I couldn’t care less if Joseph Muscat’s daughter makes it to the Hibernians first team. It’s a matter that concerns her and it should, I guess, concern her nearest and dearest. It’s not a matter of public interest. Nobody should care, even if she was the daughter of a prime minister, let alone a former one. And that’s without even going into the merits of the disgrace of his termination of employment.
Do you know what Tony Blair’s children do? Or David Cameron’s? Or Lawrence Gonzi’s? Or Alfred Sant’s? Who cares. Their lives are private and their own. If they decide to enter politics as a couple of Eddie Fenech Adami’s children did, then that decision is of public interest precisely because they want it to be. I bet you can’t name their siblings. Which is as it should be.
So, Etoile Muscat joined the U-21 premier women’s league. The news, such as it is, made headlines and was posted on social media. In droves people who wouldn’t normally give a flying fuck about female youth football leagues, came out singing her praises like she’s a latter-day Malala.

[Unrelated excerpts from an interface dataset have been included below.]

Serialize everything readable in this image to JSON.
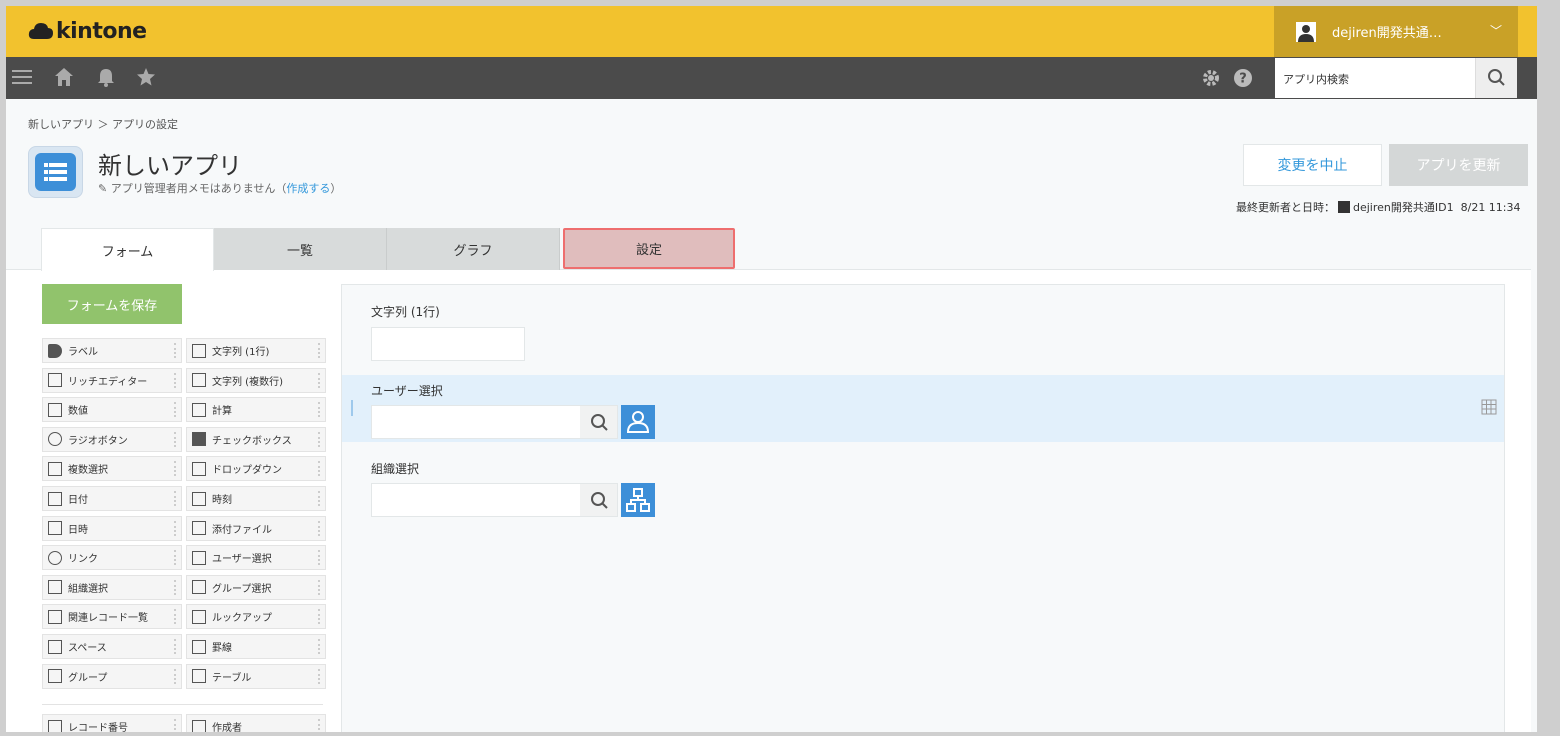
{
  "header": {
    "logo_text": "kintone",
    "user_name": "dejiren開発共通…",
    "search_placeholder": "アプリ内検索"
  },
  "breadcrumb": "新しいアプリ ＞ アプリの設定",
  "app": {
    "title": "新しいアプリ",
    "memo_text": "アプリ管理者用メモはありません（",
    "memo_link": "作成する",
    "memo_end": "）",
    "cancel_label": "変更を中止",
    "update_label": "アプリを更新",
    "lastmod_label": "最終更新者と日時：",
    "lastmod_user": "dejiren開発共通ID1",
    "lastmod_time": "8/21 11:34"
  },
  "tabs": [
    "フォーム",
    "一覧",
    "グラフ",
    "設定"
  ],
  "save_form_label": "フォームを保存",
  "palette": [
    [
      "ラベル",
      "文字列 (1行)"
    ],
    [
      "リッチエディター",
      "文字列 (複数行)"
    ],
    [
      "数値",
      "計算"
    ],
    [
      "ラジオボタン",
      "チェックボックス"
    ],
    [
      "複数選択",
      "ドロップダウン"
    ],
    [
      "日付",
      "時刻"
    ],
    [
      "日時",
      "添付ファイル"
    ],
    [
      "リンク",
      "ユーザー選択"
    ],
    [
      "組織選択",
      "グループ選択"
    ],
    [
      "関連レコード一覧",
      "ルックアップ"
    ],
    [
      "スペース",
      "罫線"
    ],
    [
      "グループ",
      "テーブル"
    ]
  ],
  "palette_extra": [
    "レコード番号",
    "作成者"
  ],
  "fields": {
    "text1_label": "文字列 (1行)",
    "user_label": "ユーザー選択",
    "org_label": "組織選択"
  },
  "colors": {
    "topbar": "#f2c22e",
    "navbar": "#4b4b4b",
    "accent": "#3498db",
    "save": "#91c36c",
    "highlight_border": "#ee6e6e"
  }
}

Someone actually used the word ‘princess’. The others were thinking it. Whatever they may have believed when they called her father “il-kink”, the Muscats are not royalty. You don’t need to agree that Joseph Muscat lowered the bar of decency and moral rectitude to the point of reducing an erstwhile important position in the national firmament to a place of suspicion and a home for iniquity. Even if you still think he was the best prime minister ever, you should still be able to agree he and his children are not kings and princesses, even metaphorical ones.

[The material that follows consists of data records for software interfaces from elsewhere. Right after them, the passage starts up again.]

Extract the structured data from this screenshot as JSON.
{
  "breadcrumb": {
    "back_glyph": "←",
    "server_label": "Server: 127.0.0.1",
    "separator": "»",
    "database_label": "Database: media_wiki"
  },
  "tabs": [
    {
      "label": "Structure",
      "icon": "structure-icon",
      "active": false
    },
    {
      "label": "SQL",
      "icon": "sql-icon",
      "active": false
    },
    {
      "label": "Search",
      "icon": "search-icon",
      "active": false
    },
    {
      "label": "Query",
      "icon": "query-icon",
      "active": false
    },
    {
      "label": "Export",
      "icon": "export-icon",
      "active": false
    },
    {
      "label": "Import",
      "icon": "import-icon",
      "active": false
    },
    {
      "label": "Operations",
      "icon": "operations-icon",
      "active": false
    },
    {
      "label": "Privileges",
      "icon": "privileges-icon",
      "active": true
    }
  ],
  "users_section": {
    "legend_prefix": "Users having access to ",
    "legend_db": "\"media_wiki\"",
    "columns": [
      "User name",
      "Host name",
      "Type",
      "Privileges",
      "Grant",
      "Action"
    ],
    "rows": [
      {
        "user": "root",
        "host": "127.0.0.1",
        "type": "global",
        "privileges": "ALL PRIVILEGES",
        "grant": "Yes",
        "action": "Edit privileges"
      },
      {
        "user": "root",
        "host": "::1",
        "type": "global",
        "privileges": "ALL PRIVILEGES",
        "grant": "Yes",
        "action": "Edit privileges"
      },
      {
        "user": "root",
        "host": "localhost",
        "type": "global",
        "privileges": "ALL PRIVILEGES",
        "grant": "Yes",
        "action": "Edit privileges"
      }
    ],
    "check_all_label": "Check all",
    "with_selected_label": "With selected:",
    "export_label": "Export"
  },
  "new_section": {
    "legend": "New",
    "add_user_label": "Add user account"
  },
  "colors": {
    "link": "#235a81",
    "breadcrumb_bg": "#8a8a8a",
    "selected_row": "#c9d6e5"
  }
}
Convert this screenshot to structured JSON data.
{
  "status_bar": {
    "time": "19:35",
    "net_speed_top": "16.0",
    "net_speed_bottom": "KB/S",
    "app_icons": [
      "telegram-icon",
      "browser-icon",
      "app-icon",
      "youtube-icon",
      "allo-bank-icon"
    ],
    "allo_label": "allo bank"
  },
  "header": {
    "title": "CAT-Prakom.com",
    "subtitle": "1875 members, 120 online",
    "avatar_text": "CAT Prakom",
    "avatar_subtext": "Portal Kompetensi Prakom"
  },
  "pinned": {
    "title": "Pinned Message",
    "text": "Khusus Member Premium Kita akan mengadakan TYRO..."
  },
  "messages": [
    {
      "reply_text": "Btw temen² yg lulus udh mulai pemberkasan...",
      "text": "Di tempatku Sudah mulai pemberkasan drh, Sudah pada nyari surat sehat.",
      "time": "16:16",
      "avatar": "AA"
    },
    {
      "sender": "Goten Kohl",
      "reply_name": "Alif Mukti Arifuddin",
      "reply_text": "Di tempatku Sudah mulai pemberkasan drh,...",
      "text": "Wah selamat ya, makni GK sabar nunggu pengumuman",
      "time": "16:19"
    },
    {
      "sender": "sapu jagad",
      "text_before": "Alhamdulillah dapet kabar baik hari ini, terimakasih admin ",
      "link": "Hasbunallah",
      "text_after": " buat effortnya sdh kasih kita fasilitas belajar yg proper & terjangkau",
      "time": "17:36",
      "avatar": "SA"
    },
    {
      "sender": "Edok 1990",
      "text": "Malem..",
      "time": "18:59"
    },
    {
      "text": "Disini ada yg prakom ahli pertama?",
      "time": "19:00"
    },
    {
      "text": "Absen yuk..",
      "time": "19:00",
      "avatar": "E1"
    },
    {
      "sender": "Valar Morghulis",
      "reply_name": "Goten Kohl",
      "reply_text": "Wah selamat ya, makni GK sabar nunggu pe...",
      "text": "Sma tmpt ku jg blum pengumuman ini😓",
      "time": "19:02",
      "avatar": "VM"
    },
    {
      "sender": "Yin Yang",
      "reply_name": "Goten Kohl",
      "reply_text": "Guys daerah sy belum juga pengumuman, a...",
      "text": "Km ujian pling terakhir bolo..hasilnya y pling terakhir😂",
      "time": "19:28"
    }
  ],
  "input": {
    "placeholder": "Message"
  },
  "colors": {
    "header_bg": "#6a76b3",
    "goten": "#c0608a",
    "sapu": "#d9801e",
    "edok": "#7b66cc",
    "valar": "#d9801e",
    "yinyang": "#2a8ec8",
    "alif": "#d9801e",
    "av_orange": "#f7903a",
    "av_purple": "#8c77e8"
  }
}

This is not merely an unsavoury though essentially harmless expression of popular admiration for a political leader. It’s far worse than that. And you realise just how bad it is when you scroll down the list of Facebook reactions and see how quickly the discussion turns toxic the moment someone dares politely express dissent and say that Etoile Muscat’s call up to a youth football league team should really be nobody’s business.
It quickly turns into an orgy of hate. The sensible observation of privacy is mischaracterised as “an attack” on an innocent child. I won’t go into the semantics of the legal definition of hate-speech. I’ll just say this is speech and it is full of hatred. It is the reaction of wounded cultists believing themselves under siege but promised exclusive access to salvation.

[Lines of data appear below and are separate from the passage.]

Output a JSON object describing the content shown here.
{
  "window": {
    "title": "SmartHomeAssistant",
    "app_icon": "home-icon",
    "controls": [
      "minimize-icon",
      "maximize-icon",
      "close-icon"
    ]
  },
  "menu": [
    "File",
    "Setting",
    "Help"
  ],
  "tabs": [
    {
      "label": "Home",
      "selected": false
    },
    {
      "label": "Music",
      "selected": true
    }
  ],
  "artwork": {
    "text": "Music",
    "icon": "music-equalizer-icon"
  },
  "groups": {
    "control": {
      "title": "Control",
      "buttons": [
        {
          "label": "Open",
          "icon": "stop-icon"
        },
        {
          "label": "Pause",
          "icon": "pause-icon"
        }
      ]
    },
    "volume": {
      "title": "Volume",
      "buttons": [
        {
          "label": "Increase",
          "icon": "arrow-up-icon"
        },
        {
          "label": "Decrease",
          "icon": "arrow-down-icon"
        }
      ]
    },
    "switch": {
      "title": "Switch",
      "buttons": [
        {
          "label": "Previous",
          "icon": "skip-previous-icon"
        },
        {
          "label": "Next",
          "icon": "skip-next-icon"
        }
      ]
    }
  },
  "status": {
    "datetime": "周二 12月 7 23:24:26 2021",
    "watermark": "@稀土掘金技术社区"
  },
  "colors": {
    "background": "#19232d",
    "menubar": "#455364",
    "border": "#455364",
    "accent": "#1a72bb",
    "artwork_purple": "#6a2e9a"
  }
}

At one point an official who works for the government agency that has its mission of compassion incorporated in its very name, Aġenzija Sapport, indulges in what his warped mind must be equivalency: that suggesting that the Etoile Muscat’s footballing prowess is not a matter of public interest justifies telling Daphne’s sister she should stick to praying for “that witch”.
Our society is sick.